If you’re in the mood for a rich, deeply textured crime drama, you could certainly do a lot worse than Kurosawa’s 1960 The Bad Sleep Well, with its icy cool antihero, subversive revenge flick plot, and none-too-subtle Hamlet overtones. And with its deviously critical eye toward corporate culture, it’s just as relevant today as ever before.
Toshiro Mifune (Seven Samurai, Yojimbo) plays Koichi Nishi, the new executive at Public Corporation of Unexploited Land Development, a large Japanese corporation under fire for allegations of corruption.

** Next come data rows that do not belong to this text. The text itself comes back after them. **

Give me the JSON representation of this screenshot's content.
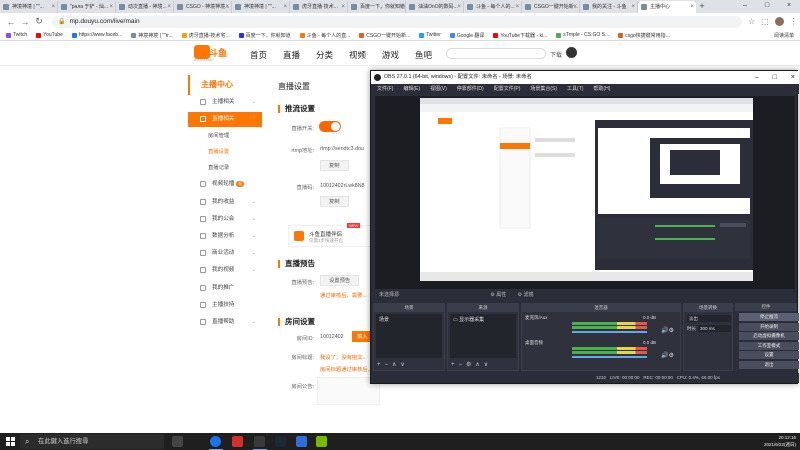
{
  "browser": {
    "tabs": [
      {
        "label": "神境神境 | \"\"...",
        "active": false
      },
      {
        "label": "\"рала 于铲 - 灿...",
        "active": false
      },
      {
        "label": "动次直播 - 神境...",
        "active": false
      },
      {
        "label": "CSGO - 神境神境...",
        "active": false
      },
      {
        "label": "神境神境 | \"\"...",
        "active": false
      },
      {
        "label": "虎牙直播·技术...",
        "active": false
      },
      {
        "label": "百度一下，你就知道",
        "active": false
      },
      {
        "label": "油油OnO的数码...",
        "active": false
      },
      {
        "label": "斗鱼 - 每个人的...",
        "active": false
      },
      {
        "label": "CSGO一键开始新...",
        "active": false
      },
      {
        "label": "我的关注 - 斗鱼",
        "active": false
      },
      {
        "label": "主播中心",
        "active": true
      }
    ],
    "new_tab_label": "+",
    "window_controls": [
      "–",
      "□",
      "×"
    ],
    "nav": {
      "back": "←",
      "forward": "→",
      "reload": "↻"
    },
    "url": "mp.douyu.com/live/main",
    "bookmarks": [
      {
        "label": "Twitch",
        "color": "#9146ff"
      },
      {
        "label": "YouTube",
        "color": "#ff0000"
      },
      {
        "label": "https://www.faceb...",
        "color": "#1877f2"
      },
      {
        "label": "神境神境 | \"\"tr...",
        "color": "#7a8da0"
      },
      {
        "label": "虎牙直播-技术宅...",
        "color": "#f4a300"
      },
      {
        "label": "百度一下，你就知道",
        "color": "#2932e1"
      },
      {
        "label": "斗鱼 - 每个人的直...",
        "color": "#f70"
      },
      {
        "label": "CSGO一键开始新...",
        "color": "#e06020"
      },
      {
        "label": "Twitter",
        "color": "#1da1f2"
      },
      {
        "label": "Google 翻译",
        "color": "#4285f4"
      },
      {
        "label": "YouTube下载器 - ki...",
        "color": "#ff0000"
      },
      {
        "label": "sTmple - CS:GO S...",
        "color": "#4caf50"
      },
      {
        "label": "csgo快捷键常用指...",
        "color": "#e06020"
      }
    ],
    "reading_list": "阅读清单"
  },
  "douyu": {
    "logo_text": "斗鱼",
    "logo_sub": "DOUYU.COM",
    "nav": [
      "首页",
      "直播",
      "分类",
      "视频",
      "游戏",
      "鱼吧"
    ],
    "user_label": "下载",
    "sidebar": {
      "title": "主播中心",
      "items": [
        {
          "label": "主播相关",
          "chev": "⌄"
        },
        {
          "label": "直播相关",
          "chev": "⌃",
          "active": true
        },
        {
          "label": "房间管理",
          "sub": true
        },
        {
          "label": "直播设置",
          "sub": true,
          "selected": true
        },
        {
          "label": "直播记录",
          "sub": true
        },
        {
          "label": "视频轮播",
          "badge": "新"
        },
        {
          "label": "我的收益",
          "chev": "⌄"
        },
        {
          "label": "我的公会",
          "chev": "⌄"
        },
        {
          "label": "数据分析",
          "chev": "⌄"
        },
        {
          "label": "商业活动",
          "chev": "⌄"
        },
        {
          "label": "我的视频",
          "chev": "⌄"
        },
        {
          "label": "我的推广",
          "chev": ""
        },
        {
          "label": "主播扶持",
          "chev": ""
        },
        {
          "label": "直播帮助",
          "chev": "⌄"
        }
      ]
    },
    "content": {
      "page_title": "直播设置",
      "push_section": "推流设置",
      "live_toggle_label": "直播开关:",
      "rtmp_label": "rtmp地址:",
      "rtmp_value": "rtmp://sendtc3.dou",
      "copy_btn": "复制",
      "code_label": "直播码:",
      "code_value": "10012402rLwk8N8",
      "copy_btn2": "复制",
      "promo_title": "斗鱼直播伴侣",
      "promo_sub": "仅需1步快速开启",
      "promo_new": "NEW",
      "preview_section": "直播预告",
      "preview_label": "直播预告:",
      "preview_btn": "设置预告",
      "preview_note": "通过审核后，需要...",
      "room_section": "房间设置",
      "room_id_label": "房间ID:",
      "room_id_value": "10012402",
      "room_id_btn": "填入",
      "room_title_label": "房间标题:",
      "room_title_value": "我设了，没有抱文...",
      "room_title_note": "房间标题通过审核后，",
      "announce_label": "房间公告:"
    }
  },
  "obs": {
    "title": "OBS 27.0.1 (64-bit, windows) - 配置文件: 未命名 - 场景: 未命名",
    "window_controls": [
      "–",
      "□",
      "×"
    ],
    "menu": [
      "文件(F)",
      "编辑(E)",
      "视图(V)",
      "停靠部件(D)",
      "配置文件(P)",
      "场景集合(S)",
      "工具(T)",
      "帮助(H)"
    ],
    "bottom_toolbar": [
      "未选择源",
      "⚙ 属性",
      "⚙ 滤镜"
    ],
    "docks": {
      "scenes": {
        "title": "场景",
        "items": [
          "场景"
        ]
      },
      "sources": {
        "title": "来源",
        "items": [
          "显示器采集"
        ]
      },
      "mixer": {
        "title": "混音器",
        "channels": [
          {
            "name": "麦克风/Aux",
            "db": "0.0 dB"
          },
          {
            "name": "桌面音频",
            "db": "0.0 dB"
          }
        ]
      },
      "transitions": {
        "title": "场景转换",
        "type": "淡出",
        "duration_label": "时长",
        "duration_value": "300 ms"
      },
      "controls": {
        "title": "控件",
        "buttons": [
          "停止推流",
          "开始录制",
          "启动虚拟摄像机",
          "工作室模式",
          "设置",
          "退出"
        ]
      }
    },
    "status": {
      "live": "LIVE: 00:00:00",
      "rec": "REC: 00:00:00",
      "cpu": "CPU: 0.4%, 60.00 fps",
      "bitrate": "1210"
    }
  },
  "taskbar": {
    "search_placeholder": "在此鍵入進行搜尋",
    "time": "20:12:16",
    "date": "2021/6/22(週日)",
    "apps": [
      {
        "name": "task-view",
        "color": "#444"
      },
      {
        "name": "chrome",
        "color": "#1a73e8"
      },
      {
        "name": "netease-music",
        "color": "#d32f2f"
      },
      {
        "name": "obs",
        "color": "#3a3a3a"
      },
      {
        "name": "steam",
        "color": "#1b2838"
      },
      {
        "name": "app-blue",
        "color": "#2f6fd8"
      },
      {
        "name": "nvidia",
        "color": "#76b900"
      }
    ]
  }
}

The film opens during Nishi’s wedding ceremony to Yoshiko, the daughter of Public Corporation’s VP, and after a series of wonderfully painted monologues – both funny and insightful – comes an ominous endowment: a cake formed in the shape of Public Corporation’s headquarters, along with a red rose in the window for which one of the employees had committed suicide from 5 years before.
One of the best things about Kurosawa, and a testament to his lasting appeal, is that his stories are utterly timeless. Whether they take place in 16th century Feudal Japan or 1950’s corporate Tokyo, his work has always been more about the darker side of human nature than about the cliches of his plot setting. After all, his inspiration stems from as widely disparate sources as Shakespeare to American Westerns, which, even at their worst, can serve as perfect templates for analysis of the human spirit. And despite being one of his most pessimistic films, the great humanist Kurosawa still imbues The Bad Sleep Well with humor, hope, and the enduring possibility of redemption.
The Bad Sleep Well: One of the great, overlooked films in Kurosawa’s canon.